B. Mitzvah is a milestone marker on a lifelong journey of Jewish growth, learning, and celebration. For our children, at age 13 or beyond, it is the first time they take their place in our community as leaders of prayer and teachers of Torah. For adults in our community, is an opportunity to catch a glimpse of the extraordinary people our children are becoming, as they share their mastery of language, melody, interpretation, and the challenge of public presentation. For all of us, it is a lifecycle moment when we come together as friends and families.
It is a moment of launching. Until this point in our children’s Jewish education, we have largely directed them about what to learn and how to learn it. While our children are not yet adults, they are beginning young adulthood, with capacity for new critical thinking, independence, and responsibility. They are asking—and we want for them to consider—new and deeper questions about what it means to be kind, compassionate, and caring human beings, and new and deeper questions about what it means to be Jewish and to be part of Jewish community. Now, post-B. Mitzvah, they will have more and more opportunities to shape the Jewish lives they want to live and to choose where they want to delve most deeply into learning and practice.
It is possible to celebrate being “of age” at any time after turning 13 years old. If your child is joining our community at an older age, or if you as a parent are interested in celebrating B. Mitzvah yourself(!), we have paths for this as well.
The “B.” of this celebration can stand for so many things: not only for the B. in “Bat Mitzvah” (daughter of the commandment), “Bar Mitzvah” (son of the commandment), or “B’nei/B’not Mitzvah” (children of the commandment), but also for the B. in Becoming, Belief, Brit (covenant), and Being. Across the spectrum of our children’s identities, we are here to walk with them on this journey into young adulthood.
We invite our children to demonstrate their new status as young adults and the new ways that they are capable of Jewish responsibility through:
While our synagogue community has a most commonly traveled path of preparation, at TST we understand that each child and each family is unique. We work with each family in order to create a B. Mitzvah experience that is a reflection of each child’s heart and spirit, so that each will become a leader of prayer and a teacher of Torah in the most authentic way.
Traditionally, it is possible to celebrate becoming B. Mitzvah whenever Torah is traditionally read as part of a service. In our TST community, we most often celebrate our children during our Late Shabbat Morning Service. In some circumstances, families prefer to celebrate during our more intimate Early Shabbat Morning Service, and some families choose to celebrate B. Mitzvah in Israel as part of one of our TST family trips.
Our children ready themselves for B. Mitzvah through both group and individual preparation, along with participation in Temple life. Family learning opportunities and community building as part of the B. Mitzvah Journey are woven into Hineini, our K-6th learning program, from 4th grade on. Our students’ learning continues in our TSTeen programs around and beyond the milestone B. Mitzvah experience, through their high school years.

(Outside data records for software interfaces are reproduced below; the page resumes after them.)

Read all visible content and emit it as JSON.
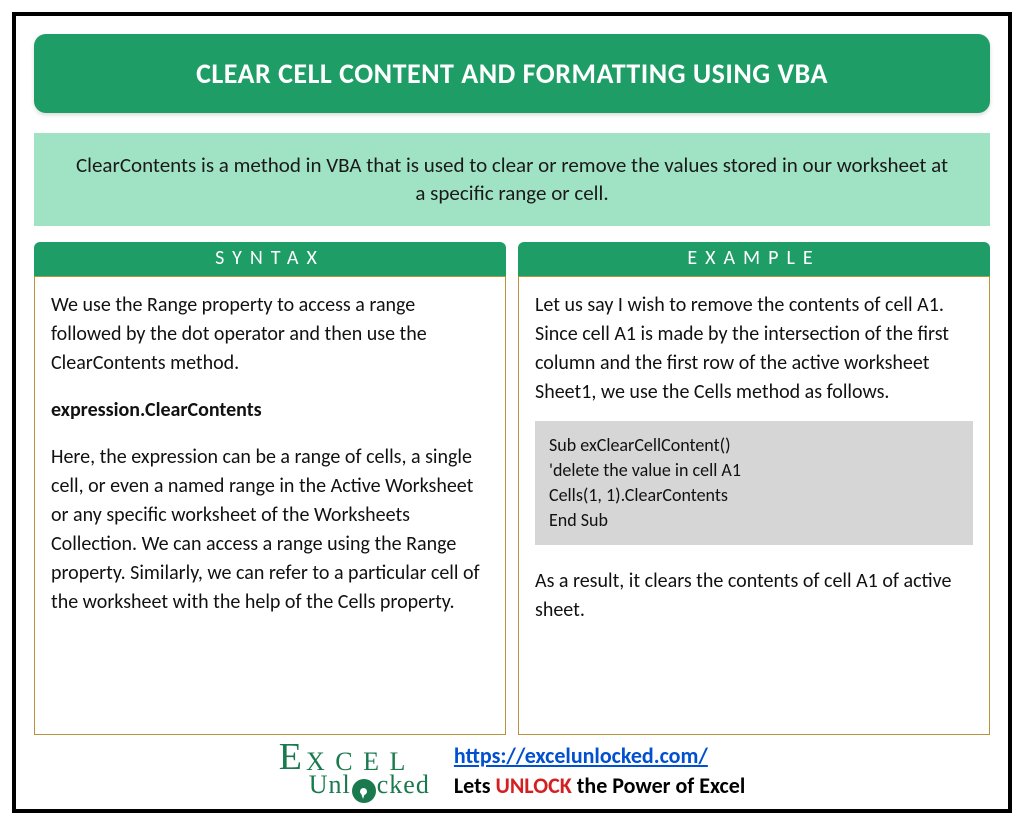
{
  "title": "CLEAR CELL CONTENT AND FORMATTING USING VBA",
  "intro": "ClearContents is a method in VBA that is used to clear or remove the values stored in our worksheet at a specific range or cell.",
  "columns": {
    "syntax": {
      "header": "SYNTAX",
      "para1": "We use the Range property to access a range followed by the dot operator and then use the ClearContents method.",
      "expression": "expression.ClearContents",
      "para2": "Here, the expression can be a range of cells, a single cell, or even a named range in the Active Worksheet or any specific worksheet of the Worksheets Collection. We can access a range using the Range property. Similarly, we can refer to a particular cell of the worksheet with the help of the Cells property."
    },
    "example": {
      "header": "EXAMPLE",
      "para1": "Let us say I wish to remove the contents of cell A1. Since cell A1 is made by the intersection of the first column and the first row of the active worksheet Sheet1, we use the Cells method as follows.",
      "code": "Sub exClearCellContent()\n'delete the value in cell A1\nCells(1, 1).ClearContents\nEnd Sub",
      "para2": "As a result, it clears the contents of cell A1 of active sheet."
    }
  },
  "footer": {
    "logo_top": "EXCEL",
    "logo_bottom_left": "Unl",
    "logo_bottom_right": "cked",
    "url": "https://excelunlocked.com/",
    "tagline_pre": "Lets ",
    "tagline_highlight": "UNLOCK",
    "tagline_post": " the Power of Excel"
  }
}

We begin anticipating children’s individual B. Mitzvah journeys at the end of 4th grade, when families take part in a process to find a celebration date for their child. In the final year leading up to each child’s celebration of B. Mitzvah (typically beginning in 6th or 7th grade), each child is matched with a tutor who guides them along the path of mastering the prayers, Torah reading, and Haftarah reading that they will lead that day. Along the course of that year, every student works closely with each of our clergy, in a series of personal meetings in which our rabbis and cantor helps them to write a Drash (their own Torah teaching) and to practice the skills they will need to stand before our community with confidence. Our clergy work closely with parents as well, to make sure that this is a day of meaning that honors each family.
Our TST families come in many sizes, shapes, and configurations, with faith background being only one among many factors that make each family unique. If you, or your immediate or extended family includes members who are from other faith traditions, or no tradition at all – our aim is to get to celebrate with you, to include all of your family members in our celebration, and to welcome your whole family in to a meaningful and joyous celebration, just as we would for any other family. We understand that the Jewish service, which relies heavily on Hebrew and involves ancient traditions, is not understandable to all, and we work hard to provide context for our rituals as we move through them in our service.
All family and friends are welcome to take part in honors throughout our service including opening the Ark, dressing the Torah, and reading a selection of English prayers on behalf of the community. We look forward to being in conversation with you about what all of this feels like and means in your family.
There is no one single way to celebrate following a B. Mitzvah service, and our TST families make a wide range of choices about how to mark this occasion in ways that honor their child and their family: Temple-wide potluck “kiddush” lunches, outings or trips with friends or family, dance parties, group social action projects, and more. As you begin to plan your celebration, we would be happy to help you think about what could be the best fit for your family or can put you in touch with other families who have made similar choices.